- whether urgent injunctive relief is necessary; and
- whether it is necessary and possible to obtain additional securities.
Guarantees are also commonplace, although a frequent challenge is ensuring the guarantor is still good for the money, if all their businesses are struggling and over-leveraged. A particular dilemma for our clients is ensuring they act early enough to enforce their rights (before too many creditors emerge), but not jumping the gun if the businesses can still be salvaged. Personal guarantees can also offer real leverage in a distressed situation and assessing their strength should be a priority in any enforcement process.
3. Get to know the position of the other creditors
It is also important to understand your relative position against other creditors or shareholders. That can inform critical decisions regarding recovery options and timing.

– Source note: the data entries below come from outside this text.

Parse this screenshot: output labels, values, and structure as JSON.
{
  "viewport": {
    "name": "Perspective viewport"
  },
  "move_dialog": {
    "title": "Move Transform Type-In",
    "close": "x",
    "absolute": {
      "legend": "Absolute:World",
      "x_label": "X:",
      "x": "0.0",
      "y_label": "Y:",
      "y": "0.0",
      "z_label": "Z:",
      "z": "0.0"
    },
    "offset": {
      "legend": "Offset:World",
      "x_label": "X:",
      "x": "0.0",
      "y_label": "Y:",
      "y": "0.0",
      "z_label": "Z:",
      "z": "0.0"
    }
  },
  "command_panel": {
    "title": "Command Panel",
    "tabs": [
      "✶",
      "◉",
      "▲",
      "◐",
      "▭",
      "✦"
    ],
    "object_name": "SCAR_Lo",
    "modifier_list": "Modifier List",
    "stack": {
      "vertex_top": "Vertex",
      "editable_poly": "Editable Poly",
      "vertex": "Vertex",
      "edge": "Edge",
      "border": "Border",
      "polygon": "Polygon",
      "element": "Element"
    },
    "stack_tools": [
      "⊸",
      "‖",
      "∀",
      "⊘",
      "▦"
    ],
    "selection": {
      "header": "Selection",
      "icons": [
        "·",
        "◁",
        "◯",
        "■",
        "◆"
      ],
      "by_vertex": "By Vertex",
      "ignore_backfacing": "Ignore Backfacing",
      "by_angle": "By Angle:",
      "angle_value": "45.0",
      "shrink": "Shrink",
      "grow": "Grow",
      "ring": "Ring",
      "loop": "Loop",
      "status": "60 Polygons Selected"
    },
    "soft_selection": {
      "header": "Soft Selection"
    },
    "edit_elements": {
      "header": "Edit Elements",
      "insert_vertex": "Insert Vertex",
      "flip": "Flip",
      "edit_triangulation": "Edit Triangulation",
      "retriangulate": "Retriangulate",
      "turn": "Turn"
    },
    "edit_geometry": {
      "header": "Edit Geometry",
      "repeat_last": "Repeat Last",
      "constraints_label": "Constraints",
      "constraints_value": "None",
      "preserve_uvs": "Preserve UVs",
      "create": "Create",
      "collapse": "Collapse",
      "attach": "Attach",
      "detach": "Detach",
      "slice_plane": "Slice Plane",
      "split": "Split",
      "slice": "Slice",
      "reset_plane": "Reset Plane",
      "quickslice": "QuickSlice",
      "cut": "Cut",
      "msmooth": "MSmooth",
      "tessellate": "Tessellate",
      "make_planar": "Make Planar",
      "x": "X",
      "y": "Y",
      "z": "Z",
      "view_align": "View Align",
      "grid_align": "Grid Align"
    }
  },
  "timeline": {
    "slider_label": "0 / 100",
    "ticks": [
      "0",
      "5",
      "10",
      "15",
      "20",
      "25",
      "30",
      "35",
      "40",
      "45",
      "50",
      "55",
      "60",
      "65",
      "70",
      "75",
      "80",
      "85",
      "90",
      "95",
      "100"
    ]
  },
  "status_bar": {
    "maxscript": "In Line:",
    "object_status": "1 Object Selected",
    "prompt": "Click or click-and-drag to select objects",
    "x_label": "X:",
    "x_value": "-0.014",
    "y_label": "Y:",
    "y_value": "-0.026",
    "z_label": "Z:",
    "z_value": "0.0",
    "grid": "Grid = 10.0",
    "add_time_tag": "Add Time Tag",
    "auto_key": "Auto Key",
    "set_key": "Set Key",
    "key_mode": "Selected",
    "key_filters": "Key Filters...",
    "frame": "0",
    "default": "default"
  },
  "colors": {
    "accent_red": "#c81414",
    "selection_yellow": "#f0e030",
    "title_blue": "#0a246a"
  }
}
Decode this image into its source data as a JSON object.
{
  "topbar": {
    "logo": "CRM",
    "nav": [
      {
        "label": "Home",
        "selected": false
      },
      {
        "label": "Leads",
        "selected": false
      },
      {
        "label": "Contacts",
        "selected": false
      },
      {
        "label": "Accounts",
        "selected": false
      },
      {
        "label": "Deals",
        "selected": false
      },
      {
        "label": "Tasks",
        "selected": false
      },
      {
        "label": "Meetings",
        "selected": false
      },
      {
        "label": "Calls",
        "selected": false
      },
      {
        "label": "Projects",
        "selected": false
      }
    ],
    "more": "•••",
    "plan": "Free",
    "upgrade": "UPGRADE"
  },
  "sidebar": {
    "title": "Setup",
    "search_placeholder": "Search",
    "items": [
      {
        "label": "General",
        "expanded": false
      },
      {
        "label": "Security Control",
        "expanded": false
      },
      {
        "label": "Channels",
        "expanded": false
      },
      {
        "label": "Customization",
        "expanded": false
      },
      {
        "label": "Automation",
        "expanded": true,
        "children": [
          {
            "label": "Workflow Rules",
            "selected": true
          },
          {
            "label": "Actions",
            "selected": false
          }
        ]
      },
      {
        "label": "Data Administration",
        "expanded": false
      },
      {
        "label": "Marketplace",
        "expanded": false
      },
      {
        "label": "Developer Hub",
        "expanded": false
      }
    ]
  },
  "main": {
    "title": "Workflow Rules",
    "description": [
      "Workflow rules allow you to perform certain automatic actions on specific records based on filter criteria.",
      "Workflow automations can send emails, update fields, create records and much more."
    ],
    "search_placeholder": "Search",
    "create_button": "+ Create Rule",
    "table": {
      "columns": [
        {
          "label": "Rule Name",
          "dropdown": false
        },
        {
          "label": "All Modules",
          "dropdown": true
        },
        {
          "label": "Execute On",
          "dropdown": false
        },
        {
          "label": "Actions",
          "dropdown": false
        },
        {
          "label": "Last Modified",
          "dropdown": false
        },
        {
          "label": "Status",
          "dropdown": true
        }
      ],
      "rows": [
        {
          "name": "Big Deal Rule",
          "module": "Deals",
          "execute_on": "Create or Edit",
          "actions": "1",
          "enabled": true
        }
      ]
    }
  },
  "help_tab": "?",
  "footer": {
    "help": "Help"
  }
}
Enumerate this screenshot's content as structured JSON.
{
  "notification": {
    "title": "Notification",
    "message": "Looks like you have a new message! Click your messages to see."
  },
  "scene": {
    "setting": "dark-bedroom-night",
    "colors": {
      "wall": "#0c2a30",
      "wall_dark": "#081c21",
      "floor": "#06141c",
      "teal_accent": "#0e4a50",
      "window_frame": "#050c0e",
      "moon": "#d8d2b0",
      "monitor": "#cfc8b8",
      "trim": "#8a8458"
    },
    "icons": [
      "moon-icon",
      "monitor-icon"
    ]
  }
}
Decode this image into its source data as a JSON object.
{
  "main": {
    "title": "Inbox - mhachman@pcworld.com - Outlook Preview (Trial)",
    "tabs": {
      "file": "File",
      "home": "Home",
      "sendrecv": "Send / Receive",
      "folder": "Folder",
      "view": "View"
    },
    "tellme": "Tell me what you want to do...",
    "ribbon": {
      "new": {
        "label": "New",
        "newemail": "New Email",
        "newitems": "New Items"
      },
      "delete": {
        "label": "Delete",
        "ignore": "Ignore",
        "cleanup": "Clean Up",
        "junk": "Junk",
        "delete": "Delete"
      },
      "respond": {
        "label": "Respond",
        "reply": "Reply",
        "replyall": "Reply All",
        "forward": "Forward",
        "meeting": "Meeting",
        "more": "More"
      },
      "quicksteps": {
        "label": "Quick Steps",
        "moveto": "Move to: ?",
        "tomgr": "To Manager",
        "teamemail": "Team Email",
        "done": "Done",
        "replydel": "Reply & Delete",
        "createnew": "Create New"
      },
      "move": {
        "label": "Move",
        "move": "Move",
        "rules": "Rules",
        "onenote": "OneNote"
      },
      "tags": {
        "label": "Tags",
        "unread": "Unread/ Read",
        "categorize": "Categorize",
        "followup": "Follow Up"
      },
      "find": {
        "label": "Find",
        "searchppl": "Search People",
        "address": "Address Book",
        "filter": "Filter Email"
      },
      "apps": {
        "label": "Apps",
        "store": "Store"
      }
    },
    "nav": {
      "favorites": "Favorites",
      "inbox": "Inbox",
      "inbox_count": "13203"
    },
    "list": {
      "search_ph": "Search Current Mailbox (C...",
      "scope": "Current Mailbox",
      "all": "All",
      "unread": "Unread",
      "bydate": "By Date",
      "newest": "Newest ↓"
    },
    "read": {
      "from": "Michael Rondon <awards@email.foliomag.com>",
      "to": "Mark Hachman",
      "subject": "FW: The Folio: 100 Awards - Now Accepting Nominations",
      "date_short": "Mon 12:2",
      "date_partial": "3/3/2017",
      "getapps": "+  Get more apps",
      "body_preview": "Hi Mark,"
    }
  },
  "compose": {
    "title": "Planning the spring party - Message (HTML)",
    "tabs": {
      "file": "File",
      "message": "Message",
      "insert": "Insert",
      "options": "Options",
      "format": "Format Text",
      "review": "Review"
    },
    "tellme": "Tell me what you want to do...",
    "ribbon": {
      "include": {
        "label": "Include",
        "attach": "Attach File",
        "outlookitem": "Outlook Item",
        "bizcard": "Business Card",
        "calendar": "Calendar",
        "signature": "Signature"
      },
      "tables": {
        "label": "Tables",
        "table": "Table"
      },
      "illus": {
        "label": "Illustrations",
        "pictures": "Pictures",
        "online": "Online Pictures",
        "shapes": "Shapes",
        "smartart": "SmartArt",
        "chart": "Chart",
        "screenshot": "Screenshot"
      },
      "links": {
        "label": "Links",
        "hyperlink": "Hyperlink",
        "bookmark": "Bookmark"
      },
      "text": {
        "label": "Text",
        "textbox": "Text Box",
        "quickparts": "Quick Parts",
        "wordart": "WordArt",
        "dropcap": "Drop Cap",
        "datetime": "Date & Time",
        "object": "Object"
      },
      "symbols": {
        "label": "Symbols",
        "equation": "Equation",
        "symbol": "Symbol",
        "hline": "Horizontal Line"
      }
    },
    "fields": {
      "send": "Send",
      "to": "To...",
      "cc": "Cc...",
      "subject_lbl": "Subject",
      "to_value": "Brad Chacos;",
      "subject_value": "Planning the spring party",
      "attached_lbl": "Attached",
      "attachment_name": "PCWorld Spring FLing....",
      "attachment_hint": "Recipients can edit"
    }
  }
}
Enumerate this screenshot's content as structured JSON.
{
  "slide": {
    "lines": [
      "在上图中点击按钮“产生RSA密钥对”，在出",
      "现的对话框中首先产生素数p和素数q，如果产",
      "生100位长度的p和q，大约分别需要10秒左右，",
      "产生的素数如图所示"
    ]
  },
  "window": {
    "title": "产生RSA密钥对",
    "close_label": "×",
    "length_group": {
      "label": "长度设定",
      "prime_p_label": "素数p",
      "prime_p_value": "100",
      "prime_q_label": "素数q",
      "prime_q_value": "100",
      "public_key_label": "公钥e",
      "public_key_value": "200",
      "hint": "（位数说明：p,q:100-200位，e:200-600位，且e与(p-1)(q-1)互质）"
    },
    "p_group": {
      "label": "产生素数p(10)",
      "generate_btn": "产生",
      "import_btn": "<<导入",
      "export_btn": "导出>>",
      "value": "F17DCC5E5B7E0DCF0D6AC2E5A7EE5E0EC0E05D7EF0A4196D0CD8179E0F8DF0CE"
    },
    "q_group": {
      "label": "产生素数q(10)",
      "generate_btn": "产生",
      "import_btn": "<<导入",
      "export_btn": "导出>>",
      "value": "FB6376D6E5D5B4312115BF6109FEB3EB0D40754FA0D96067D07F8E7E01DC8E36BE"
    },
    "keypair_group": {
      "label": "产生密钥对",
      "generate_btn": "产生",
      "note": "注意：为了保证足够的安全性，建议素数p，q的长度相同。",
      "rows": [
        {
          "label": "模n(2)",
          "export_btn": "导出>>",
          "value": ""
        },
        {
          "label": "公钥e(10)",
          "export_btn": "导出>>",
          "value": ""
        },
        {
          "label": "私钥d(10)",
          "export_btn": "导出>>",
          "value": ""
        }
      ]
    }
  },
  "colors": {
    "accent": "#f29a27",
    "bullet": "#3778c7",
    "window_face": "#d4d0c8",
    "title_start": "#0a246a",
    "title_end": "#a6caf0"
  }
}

- obtaining information on the borrower’s other debts;
- monitoring the protective and enforcement measures taken by other creditors or potential judgment creditors; and
- considering the possibility and benefit of cooperating with other creditors.
4. Evaluate and prioritise your options
The findings from all the above steps will then feed into your case assessment and recovery planning. In most scenarios, you will likely have numerous options, as well as choices on whether to pursue such options concurrently or sequentially. Weighing up:
- the legal and other costs;
- the chances of success;
- the speed of the proposed approach;
- any collateral consequences; and
- other factors such as publicity,
for each option is the most effective way to formulate a recovery roadmap. Of course, the roadmap should be under constant review as the situation evolves.
Coming up …
In our next alert, we discuss jurisdictional issues, including how more jurisdictions than you expect may become relevant, why you should consider forum shopping for some enforcement options, and how to coordinate cross-jurisdictional recovery efforts.